Passing the other end of the Orange Trail, keep right. A gate leads out to the neighborhood along the north boundary fence.
Tall grasses almost hide a small pond. Wetlands plants, including sea myrtle, creep into the understory mix. Grapevines drape over wax myrtles.
A few inches of elevation change later, scrub oaks take over the canopy as the forest once again shields the houses from view. The Blue Trail leads off to the right.
Take the right, as it provides a different perspective on the pond, first by crossing its outflow. Keep right at the junction to walk counterclockwise around the loop.
A side path goes into the adjoining neighborhood before the trail turns south, coming up along the waterway that the pond feeds.
That waterway is also the creek you crossed at the beginning of this hike.

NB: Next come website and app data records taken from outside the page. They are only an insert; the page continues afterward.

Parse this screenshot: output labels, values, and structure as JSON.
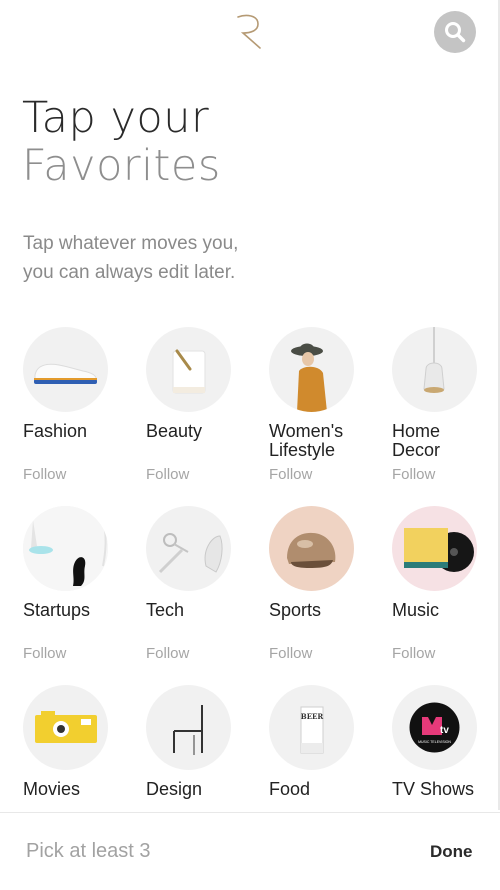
{
  "header": {
    "logo_icon": "r-logo-icon",
    "search_icon": "search-icon"
  },
  "intro": {
    "title_line1": "Tap your",
    "title_line2": "Favorites",
    "subtitle_line1": "Tap whatever moves you,",
    "subtitle_line2": "you can always edit later."
  },
  "categories": [
    {
      "label": "Fashion",
      "follow": "Follow",
      "icon": "shoe-icon"
    },
    {
      "label": "Beauty",
      "follow": "Follow",
      "icon": "cosmetic-jar-icon"
    },
    {
      "label": "Women's\nLifestyle",
      "follow": "Follow",
      "icon": "woman-hat-icon"
    },
    {
      "label": "Home\nDecor",
      "follow": "Follow",
      "icon": "pendant-lamp-icon"
    },
    {
      "label": "Startups",
      "follow": "Follow",
      "icon": "desk-lamp-icon"
    },
    {
      "label": "Tech",
      "follow": "Follow",
      "icon": "headphones-icon"
    },
    {
      "label": "Sports",
      "follow": "Follow",
      "icon": "helmet-icon"
    },
    {
      "label": "Music",
      "follow": "Follow",
      "icon": "vinyl-record-icon"
    },
    {
      "label": "Movies",
      "follow": "",
      "icon": "camera-icon"
    },
    {
      "label": "Design",
      "follow": "",
      "icon": "chair-icon"
    },
    {
      "label": "Food",
      "follow": "",
      "icon": "beer-glass-icon"
    },
    {
      "label": "TV Shows",
      "follow": "",
      "icon": "mtv-logo-icon"
    }
  ],
  "footer": {
    "pick_text": "Pick at least 3",
    "done_label": "Done"
  },
  "colors": {
    "accent_logo": "#b59a74",
    "search_bg": "#c4c4c4",
    "follow_text": "#a5a5a5"
  }
}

Meet a T intersection with the Purple Trail. The Red Trail turns right. The trail climbs into scrubby flatwoods where the oaks are heavily draped in Spanish moss.

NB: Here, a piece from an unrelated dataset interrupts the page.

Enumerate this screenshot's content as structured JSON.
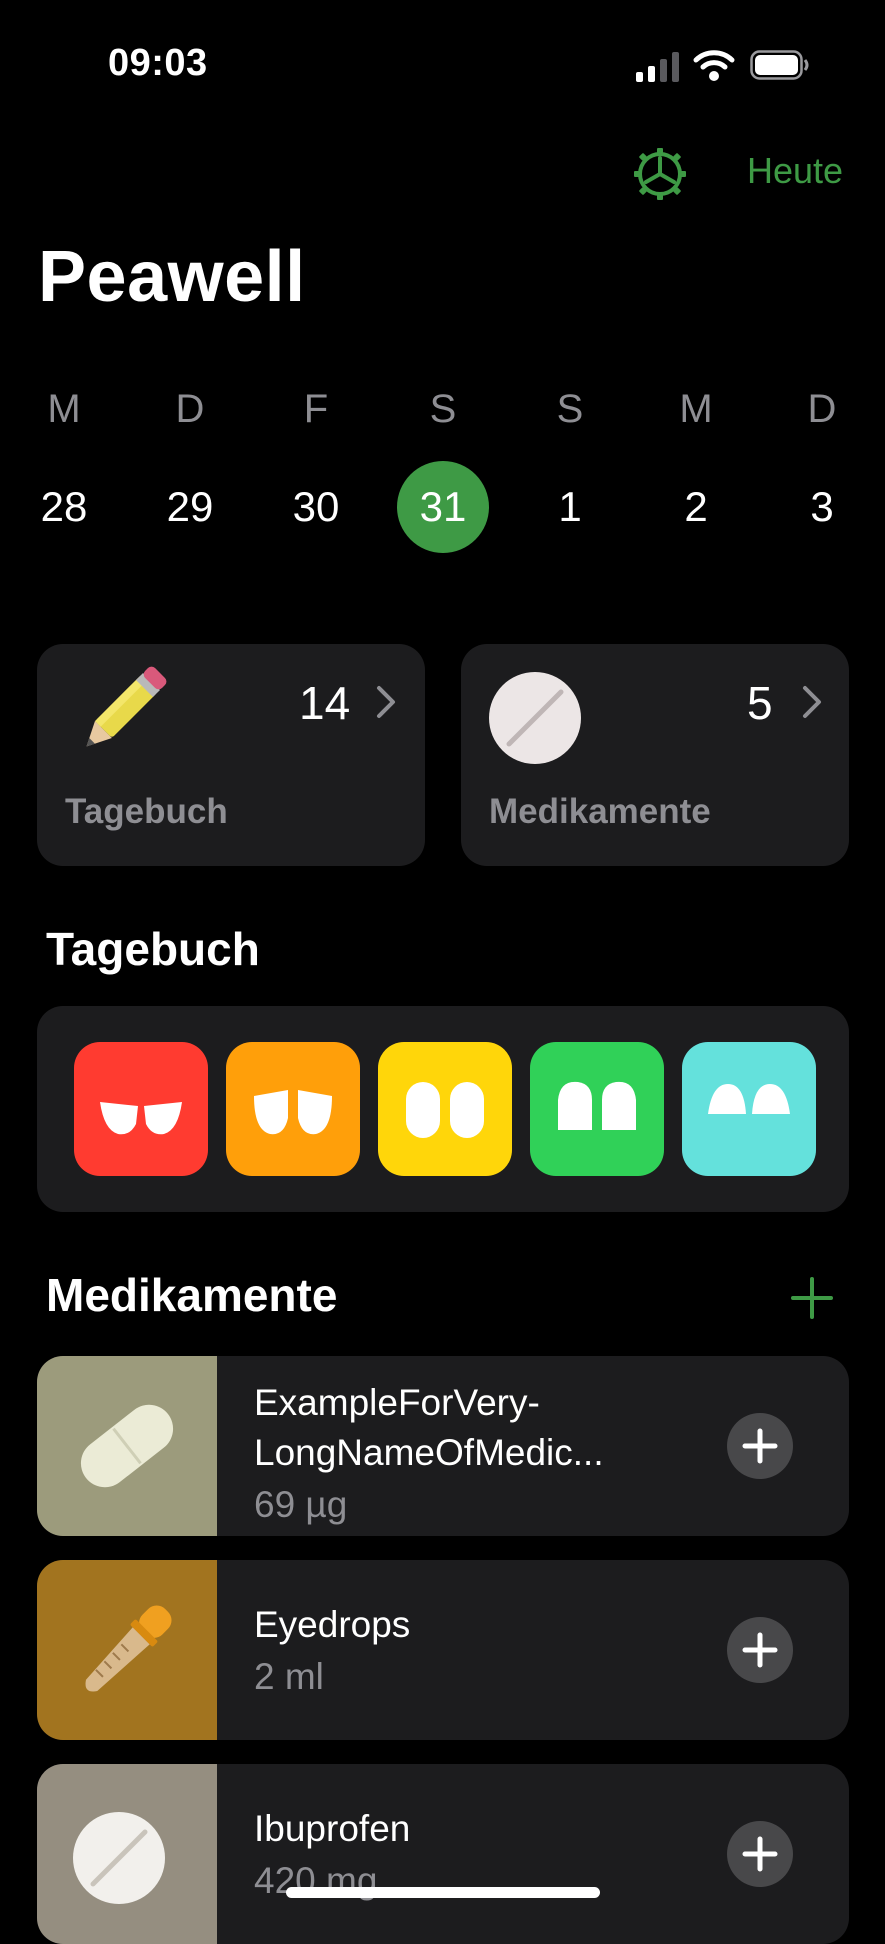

Coontie and wiregrass grow in the open understory. Scrub oaks create a nice middle canopy under the tall slash pines. Shiny blueberry and gallberry lines the trail.
When you see the back side of Lemon Bay High School – stadium lights and bleachers – you’ve reached the far end of the loop.
As the tidal creek you crossed to reach the Red Trail finally comes into view, you notice mangroves to your right
There is an outdoor interpretive gathering area tucked into the woods, with benches surrounding a stage.
A few steps later, you complete the Red Loop. Turn right and cross the boardwalk to return to the trailhead.
Connect these adjoining public lands on either side of Oyster Creek Environmental Park to extend your hike.
Ann & Chuck Dever Regional Park
A popular recreation destination for local residents, Ann & Chuck Dever Regional Park also encompasses significant uplands along Oyster Creek
Cedar Point Environmental Park
Where Oyster Creek meets Lemon Bay in Englewood, Cedar Point Environmental Park provides easy interpretive hikes through coastal habitats on a wildlife-rich peninsula
See our photos of Oyster Creek Environmental Park
More worth exploring while you’re in this area.
Amberjack Environmental Park
At Amberjack Environmental Park in Rotonda, a surprising meld of scrub and mangrove habitats means great birding along the high ground of the Cape Haze Peninsula
Don Pedro Island State Park
Imagine your own private island: a sweep of bright white sand along the shallows of the Gulf of Mexico. That’s Don Pedro Island, a Florida State Park that is mostly offshore.
Lemon Bay Park
Explore the edges of Lemon Bay Aquatic Preserve in this Sarasota County Park with more than 4 miles of trails – including accessible trails – winding through coastal habitats
Stump Pass Beach State Park
At the south tip of Manasota Key, Stump Pass Beach State Park sits at just the right angle to collect seashells like a scoop, so early risers have great shelling